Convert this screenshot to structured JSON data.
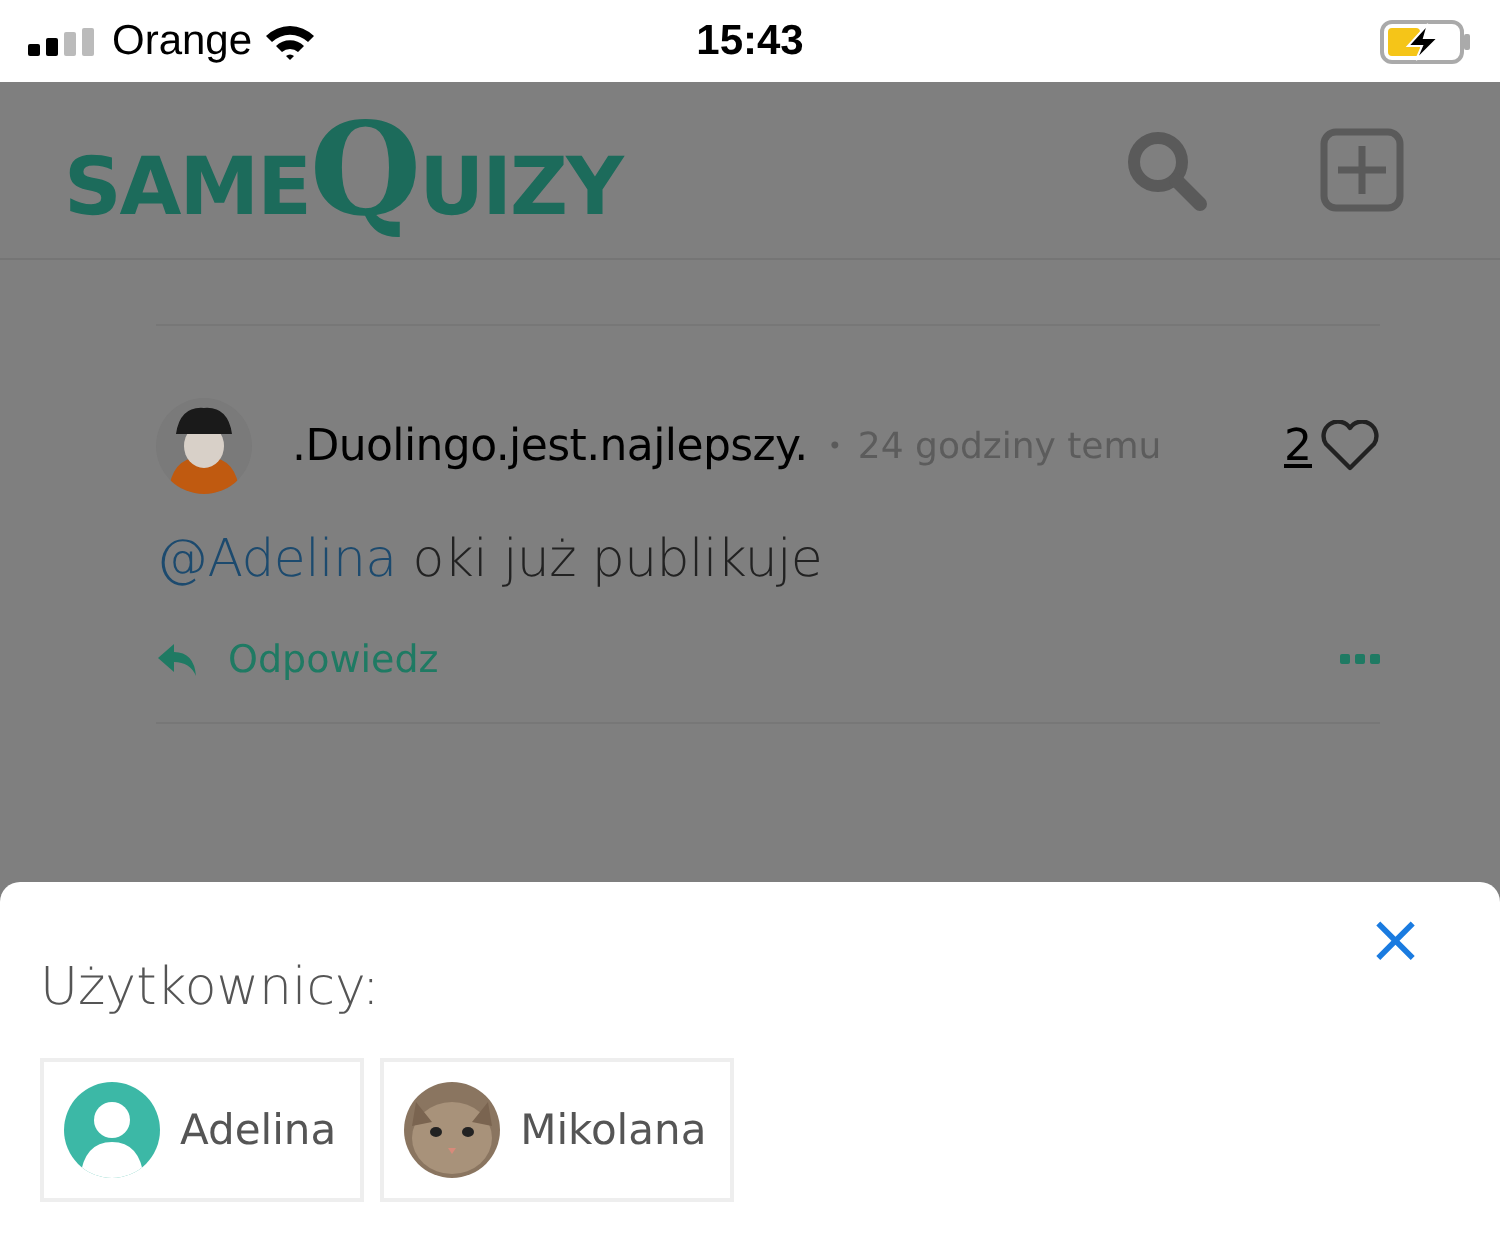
{
  "status_bar": {
    "carrier": "Orange",
    "time": "15:43"
  },
  "header": {
    "logo_left": "SAME",
    "logo_right": "QUIZY"
  },
  "comment": {
    "author": ".Duolingo.jest.najlepszy.",
    "separator": "•",
    "time": "24 godziny temu",
    "likes": "2",
    "mention": "@Adelina",
    "text": " oki już publikuje",
    "reply": "Odpowiedz"
  },
  "sheet": {
    "title": "Użytkownicy:",
    "close": "×",
    "users": [
      {
        "name": "Adelina",
        "kind": "default"
      },
      {
        "name": "Mikolana",
        "kind": "picture"
      }
    ]
  }
}
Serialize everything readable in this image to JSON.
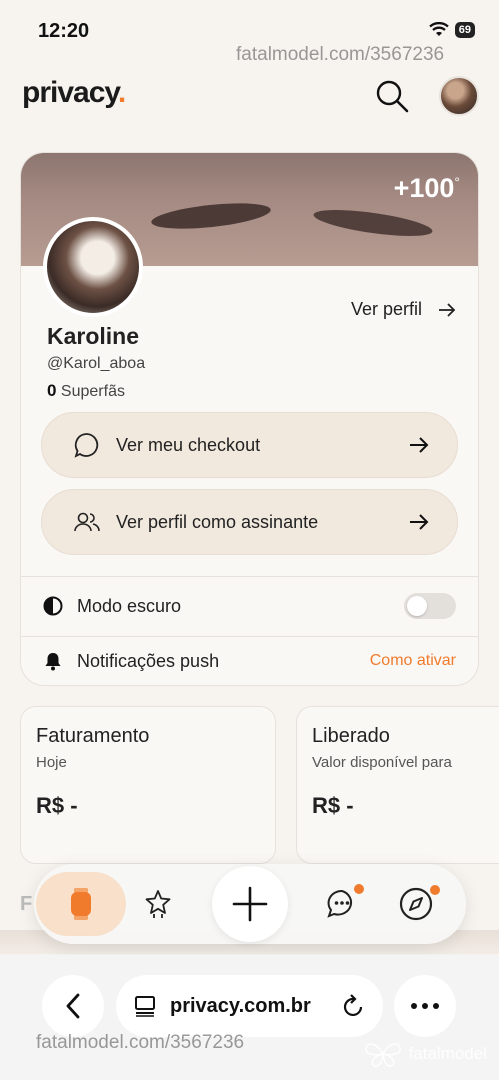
{
  "status": {
    "time": "12:20",
    "battery": "69"
  },
  "watermark": {
    "top": "fatalmodel.com/3567236",
    "bottom": "fatalmodel.com/3567236",
    "logo_text": "fatalmodel"
  },
  "header": {
    "logo": "privacy",
    "logo_dot": "."
  },
  "profile": {
    "followers_badge": "+100",
    "view_profile": "Ver perfil",
    "name": "Karoline",
    "handle": "@Karol_aboa",
    "fans_count": "0",
    "fans_label": "Superfãs"
  },
  "actions": {
    "checkout": "Ver meu checkout",
    "view_as_subscriber": "Ver perfil como assinante"
  },
  "settings": {
    "dark_mode": "Modo escuro",
    "push": "Notificações push",
    "push_action": "Como ativar"
  },
  "stats": [
    {
      "title": "Faturamento",
      "subtitle": "Hoje",
      "value": "R$ -"
    },
    {
      "title": "Liberado",
      "subtitle": "Valor disponível para",
      "value": "R$ -"
    }
  ],
  "behind": {
    "title_partial": "F"
  },
  "browser": {
    "url": "privacy.com.br"
  },
  "colors": {
    "accent": "#f07b2c",
    "background": "#f7f4f0",
    "pill": "#f1e8de"
  }
}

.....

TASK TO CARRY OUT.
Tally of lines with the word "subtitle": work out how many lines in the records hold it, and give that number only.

YOUR RESPONSE.
2